**Work order**
Each line of the data should be repeated precisely.

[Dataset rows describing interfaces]
============================================================
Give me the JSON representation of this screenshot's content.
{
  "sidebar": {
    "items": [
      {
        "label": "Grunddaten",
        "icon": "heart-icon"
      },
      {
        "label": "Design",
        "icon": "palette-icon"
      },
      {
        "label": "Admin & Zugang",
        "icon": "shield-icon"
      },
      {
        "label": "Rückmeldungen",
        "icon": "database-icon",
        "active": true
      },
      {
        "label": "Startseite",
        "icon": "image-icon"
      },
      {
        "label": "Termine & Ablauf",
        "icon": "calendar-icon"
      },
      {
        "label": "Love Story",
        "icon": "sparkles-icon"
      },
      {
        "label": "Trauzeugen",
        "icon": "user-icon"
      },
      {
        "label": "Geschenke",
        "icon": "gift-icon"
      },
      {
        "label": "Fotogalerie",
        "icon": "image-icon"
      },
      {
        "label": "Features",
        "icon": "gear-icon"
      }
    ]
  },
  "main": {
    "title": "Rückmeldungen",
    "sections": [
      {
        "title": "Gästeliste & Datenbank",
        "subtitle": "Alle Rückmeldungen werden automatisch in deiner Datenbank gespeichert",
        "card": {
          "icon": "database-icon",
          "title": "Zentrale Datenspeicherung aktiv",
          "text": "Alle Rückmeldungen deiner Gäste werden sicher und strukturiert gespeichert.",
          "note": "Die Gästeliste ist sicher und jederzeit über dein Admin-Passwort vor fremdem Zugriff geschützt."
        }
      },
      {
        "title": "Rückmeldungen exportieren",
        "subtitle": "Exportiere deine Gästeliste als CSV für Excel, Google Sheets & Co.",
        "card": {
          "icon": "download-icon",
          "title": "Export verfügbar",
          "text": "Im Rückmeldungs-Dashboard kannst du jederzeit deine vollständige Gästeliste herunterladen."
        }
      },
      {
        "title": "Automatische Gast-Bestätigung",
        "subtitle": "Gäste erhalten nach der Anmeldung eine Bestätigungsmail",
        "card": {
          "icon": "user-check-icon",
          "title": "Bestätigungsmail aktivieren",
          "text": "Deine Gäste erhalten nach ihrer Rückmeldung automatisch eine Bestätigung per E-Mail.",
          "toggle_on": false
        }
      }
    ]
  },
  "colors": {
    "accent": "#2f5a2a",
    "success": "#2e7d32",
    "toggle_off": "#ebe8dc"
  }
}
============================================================
**Exercise solution**
Give me the JSON representation of this screenshot's content.
{
  "sidebar": {
    "items": [
      {
        "label": "Grunddaten",
        "icon": "heart-icon"
      },
      {
        "label": "Design",
        "icon": "palette-icon"
      },
      {
        "label": "Admin & Zugang",
        "icon": "shield-icon"
      },
      {
        "label": "Rückmeldungen",
        "icon": "database-icon",
        "active": true
      },
      {
        "label": "Startseite",
        "icon": "image-icon"
      },
      {
        "label": "Termine & Ablauf",
        "icon": "calendar-icon"
      },
      {
        "label": "Love Story",
        "icon": "sparkles-icon"
      },
      {
        "label": "Trauzeugen",
        "icon": "user-icon"
      },
      {
        "label": "Geschenke",
        "icon": "gift-icon"
      },
      {
        "label": "Fotogalerie",
        "icon": "image-icon"
      },
      {
        "label": "Features",
        "icon": "gear-icon"
      }
    ]
  },
  "main": {
    "title": "Rückmeldungen",
    "sections": [
      {
        "title": "Gästeliste & Datenbank",
        "subtitle": "Alle Rückmeldungen werden automatisch in deiner Datenbank gespeichert",
        "card": {
          "icon": "database-icon",
          "title": "Zentrale Datenspeicherung aktiv",
          "text": "Alle Rückmeldungen deiner Gäste werden sicher und strukturiert gespeichert.",
          "note": "Die Gästeliste ist sicher und jederzeit über dein Admin-Passwort vor fremdem Zugriff geschützt."
        }
      },
      {
        "title": "Rückmeldungen exportieren",
        "subtitle": "Exportiere deine Gästeliste als CSV für Excel, Google Sheets & Co.",
        "card": {
          "icon": "download-icon",
          "title": "Export verfügbar",
          "text": "Im Rückmeldungs-Dashboard kannst du jederzeit deine vollständige Gästeliste herunterladen."
        }
      },
      {
        "title": "Automatische Gast-Bestätigung",
        "subtitle": "Gäste erhalten nach der Anmeldung eine Bestätigungsmail",
        "card": {
          "icon": "user-check-icon",
          "title": "Bestätigungsmail aktivieren",
          "text": "Deine Gäste erhalten nach ihrer Rückmeldung automatisch eine Bestätigung per E-Mail.",
          "toggle_on": false
        }
      }
    ]
  },
  "colors": {
    "accent": "#2f5a2a",
    "success": "#2e7d32",
    "toggle_off": "#ebe8dc"
  }
}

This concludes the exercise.